The Children’s Online Privacy Protection Act (COPPA) was signed into law on October 21, 1998. COPPA prohibits unfair or deceptive acts or practices in collection, use or disclosure of personally identifiable information from or about children on the Internet. The Federal Trade Commission (FTC) issued the rule, 16 CFR Part 312, effective April 21, 2000. Please familiarize yourself with this information so you will be able to take maximum advantage of the many products and services available.

We recognize that protecting children's identities and online privacy is important and that responsibility rests with us and with parents. The personally identifiable information we collect will not be not shared or sold to third parties for any reason. Occasionally we may collect personally identifiable information from children for the purpose of contest notification, survey feedback and online communication. We do not collect any more information than is reasonably necessary for a child to participate in an activity as a condition of participation. This information is collected directly from the child and may include name, e-mail address, home address, telephone number, hobbies, or opinions. Reasonable efforts, such as letters, calls or e-mail confirmations are used to gain parental consent or notification when we communicate to children. VCCU does not disclose any of the above information to any third parties.

Parents may at any time request to review the child's personal information, ask to have it deleted and refuse to allow any further collection or use of the child's information. For such requests, e-mail cumarketing@vccuonline.net, call 800.339.0496 or write to: Marketing, VCCU, 2575 Vista Del Mar Drive, Ventura, CA 93001.

 

Online Safety Basics

Here are some basics to keep in mind when your children are online.

  • Use the parental controls available on the commercial online services. These services screen public content and provide online hosts to monitor chat rooms. Check into filtering software to screen out adult sites on the Web.
  • Consider placing the computer in a "family room" in your home and make use of the Internet a family activity. Check the screen periodically and let your children know that you are interested in what they are learning online.
  • Ask your children where they go online, and have them show you. If your children are more familiar with the Internet than you are, let them teach you about it, you will both enjoy the lesson!
  • Monitor online time. Be aware of excessive hours on the Internet.
  • Make sure your children are aware of online rules. They should know never to give out their real name, address and/or telephone number, or agree to meet with someone person to person. Advise your children that some people on the Internet conceal their real age and identity. Create a list of online rules and post them by the computer.
  • Monitor your telephone bill. Adult Bulletin Board Systems are easy to access by any communications software. Check out any unfamiliar numbers on your bill.
  • Support and encourage your child's use of the Internet, and participate in new learning experiences. Acquaint yourself with their online pals and e-mail habits. Be aware of correspondence with strangers.

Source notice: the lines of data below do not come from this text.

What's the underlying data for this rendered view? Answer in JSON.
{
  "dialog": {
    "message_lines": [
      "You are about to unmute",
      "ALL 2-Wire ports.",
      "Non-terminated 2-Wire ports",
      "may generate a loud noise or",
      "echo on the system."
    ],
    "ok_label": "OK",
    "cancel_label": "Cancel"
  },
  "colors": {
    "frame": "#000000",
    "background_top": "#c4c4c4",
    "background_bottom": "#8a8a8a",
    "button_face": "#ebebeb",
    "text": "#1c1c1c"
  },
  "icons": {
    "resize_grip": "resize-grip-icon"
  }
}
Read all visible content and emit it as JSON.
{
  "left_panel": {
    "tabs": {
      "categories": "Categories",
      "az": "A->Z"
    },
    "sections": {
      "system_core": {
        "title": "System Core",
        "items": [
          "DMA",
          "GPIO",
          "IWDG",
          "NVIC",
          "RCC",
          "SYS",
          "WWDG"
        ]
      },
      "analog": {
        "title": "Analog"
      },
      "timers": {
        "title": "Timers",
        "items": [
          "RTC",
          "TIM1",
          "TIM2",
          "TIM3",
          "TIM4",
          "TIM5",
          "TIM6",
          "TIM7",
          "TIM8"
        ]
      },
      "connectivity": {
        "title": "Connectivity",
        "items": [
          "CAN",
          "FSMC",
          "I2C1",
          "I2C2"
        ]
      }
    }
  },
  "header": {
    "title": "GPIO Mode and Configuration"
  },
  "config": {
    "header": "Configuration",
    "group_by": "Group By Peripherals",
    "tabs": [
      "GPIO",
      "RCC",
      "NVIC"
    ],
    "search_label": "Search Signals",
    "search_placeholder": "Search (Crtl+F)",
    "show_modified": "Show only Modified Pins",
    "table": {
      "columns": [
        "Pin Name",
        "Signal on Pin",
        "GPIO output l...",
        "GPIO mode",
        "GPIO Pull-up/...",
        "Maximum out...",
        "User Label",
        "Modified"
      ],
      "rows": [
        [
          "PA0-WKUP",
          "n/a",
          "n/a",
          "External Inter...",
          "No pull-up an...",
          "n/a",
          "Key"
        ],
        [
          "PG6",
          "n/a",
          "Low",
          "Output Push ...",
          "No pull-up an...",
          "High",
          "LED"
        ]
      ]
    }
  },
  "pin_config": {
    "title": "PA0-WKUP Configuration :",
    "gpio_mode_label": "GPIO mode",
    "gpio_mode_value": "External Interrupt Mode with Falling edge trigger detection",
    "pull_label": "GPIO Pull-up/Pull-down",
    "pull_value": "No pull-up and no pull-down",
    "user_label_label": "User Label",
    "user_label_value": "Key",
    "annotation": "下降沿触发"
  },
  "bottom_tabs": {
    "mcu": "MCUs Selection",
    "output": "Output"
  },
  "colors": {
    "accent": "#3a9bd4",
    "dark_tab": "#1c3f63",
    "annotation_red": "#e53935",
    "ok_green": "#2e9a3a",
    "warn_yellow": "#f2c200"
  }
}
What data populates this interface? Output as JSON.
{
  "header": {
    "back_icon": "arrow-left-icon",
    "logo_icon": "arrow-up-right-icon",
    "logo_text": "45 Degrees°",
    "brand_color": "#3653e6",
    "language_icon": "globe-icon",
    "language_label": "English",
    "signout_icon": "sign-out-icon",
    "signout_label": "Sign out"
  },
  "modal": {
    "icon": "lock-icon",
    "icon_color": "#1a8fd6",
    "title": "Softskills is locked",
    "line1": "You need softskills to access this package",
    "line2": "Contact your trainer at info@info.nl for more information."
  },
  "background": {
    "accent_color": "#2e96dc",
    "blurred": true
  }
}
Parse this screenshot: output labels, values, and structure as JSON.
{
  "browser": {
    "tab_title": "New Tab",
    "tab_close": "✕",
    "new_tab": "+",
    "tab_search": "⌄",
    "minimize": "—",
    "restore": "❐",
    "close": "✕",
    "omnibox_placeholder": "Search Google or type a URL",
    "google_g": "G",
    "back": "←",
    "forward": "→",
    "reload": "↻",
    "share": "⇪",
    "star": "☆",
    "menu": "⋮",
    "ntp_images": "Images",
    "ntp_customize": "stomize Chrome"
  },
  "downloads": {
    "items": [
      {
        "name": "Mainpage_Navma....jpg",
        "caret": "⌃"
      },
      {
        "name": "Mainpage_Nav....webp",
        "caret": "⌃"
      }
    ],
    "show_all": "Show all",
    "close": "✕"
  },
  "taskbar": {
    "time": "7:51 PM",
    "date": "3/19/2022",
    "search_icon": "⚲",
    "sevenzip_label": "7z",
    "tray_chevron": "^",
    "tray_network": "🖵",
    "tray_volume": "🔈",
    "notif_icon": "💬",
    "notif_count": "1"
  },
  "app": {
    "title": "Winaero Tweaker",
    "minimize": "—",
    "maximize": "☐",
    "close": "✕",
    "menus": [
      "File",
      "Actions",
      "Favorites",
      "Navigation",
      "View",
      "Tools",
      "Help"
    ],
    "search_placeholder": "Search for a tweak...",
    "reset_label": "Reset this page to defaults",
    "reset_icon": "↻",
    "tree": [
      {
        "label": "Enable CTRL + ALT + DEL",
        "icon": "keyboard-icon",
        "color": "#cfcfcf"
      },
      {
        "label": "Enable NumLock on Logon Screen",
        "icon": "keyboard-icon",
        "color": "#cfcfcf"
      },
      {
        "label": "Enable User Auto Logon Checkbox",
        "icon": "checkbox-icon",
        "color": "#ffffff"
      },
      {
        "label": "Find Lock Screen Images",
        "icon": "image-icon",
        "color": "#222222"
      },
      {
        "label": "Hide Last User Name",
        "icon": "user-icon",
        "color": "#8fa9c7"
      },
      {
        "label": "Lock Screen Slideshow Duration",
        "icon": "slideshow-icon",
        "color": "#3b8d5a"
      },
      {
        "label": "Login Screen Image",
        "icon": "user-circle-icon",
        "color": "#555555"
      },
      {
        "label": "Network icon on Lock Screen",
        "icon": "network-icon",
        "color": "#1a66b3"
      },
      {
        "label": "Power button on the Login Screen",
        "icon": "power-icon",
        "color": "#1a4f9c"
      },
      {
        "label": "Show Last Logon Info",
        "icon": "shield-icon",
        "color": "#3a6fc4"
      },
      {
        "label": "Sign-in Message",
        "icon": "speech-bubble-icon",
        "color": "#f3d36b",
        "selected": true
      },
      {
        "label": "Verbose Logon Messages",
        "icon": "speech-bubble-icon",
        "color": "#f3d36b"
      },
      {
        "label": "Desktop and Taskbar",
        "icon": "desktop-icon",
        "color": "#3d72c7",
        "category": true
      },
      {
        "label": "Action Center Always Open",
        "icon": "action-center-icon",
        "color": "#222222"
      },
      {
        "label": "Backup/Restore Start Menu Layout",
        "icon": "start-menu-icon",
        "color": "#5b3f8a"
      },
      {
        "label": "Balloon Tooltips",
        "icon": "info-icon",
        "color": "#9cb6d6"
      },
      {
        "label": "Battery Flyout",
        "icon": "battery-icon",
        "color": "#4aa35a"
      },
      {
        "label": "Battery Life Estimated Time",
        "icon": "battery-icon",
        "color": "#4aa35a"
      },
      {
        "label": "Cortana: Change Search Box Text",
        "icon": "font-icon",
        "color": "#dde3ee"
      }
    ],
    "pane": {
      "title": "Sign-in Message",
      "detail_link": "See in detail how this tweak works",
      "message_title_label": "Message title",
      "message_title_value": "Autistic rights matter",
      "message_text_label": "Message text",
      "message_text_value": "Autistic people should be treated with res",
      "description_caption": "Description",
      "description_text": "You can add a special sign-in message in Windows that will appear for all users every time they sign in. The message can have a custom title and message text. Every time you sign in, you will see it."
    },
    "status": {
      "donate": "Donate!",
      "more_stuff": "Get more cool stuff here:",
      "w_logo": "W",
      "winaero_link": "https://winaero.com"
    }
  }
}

Parent/Child Agreement

  • I will tell my parents right away if I come across any information that makes me feel uncomfortable.
  • I will not give out my address, telephone number, or the name and location of my school without my parent's permission.
  • I will never agree to get together with someone I "meet" online without first checking with my parents. If my parents agree to the meeting, I will be sure that it is in a public place and bring a parent along.
  • If I get a message that is mean, or makes me feel uncomfortable, I will not respond. I will log off and tell my parents. It is not my fault if I get a message like that.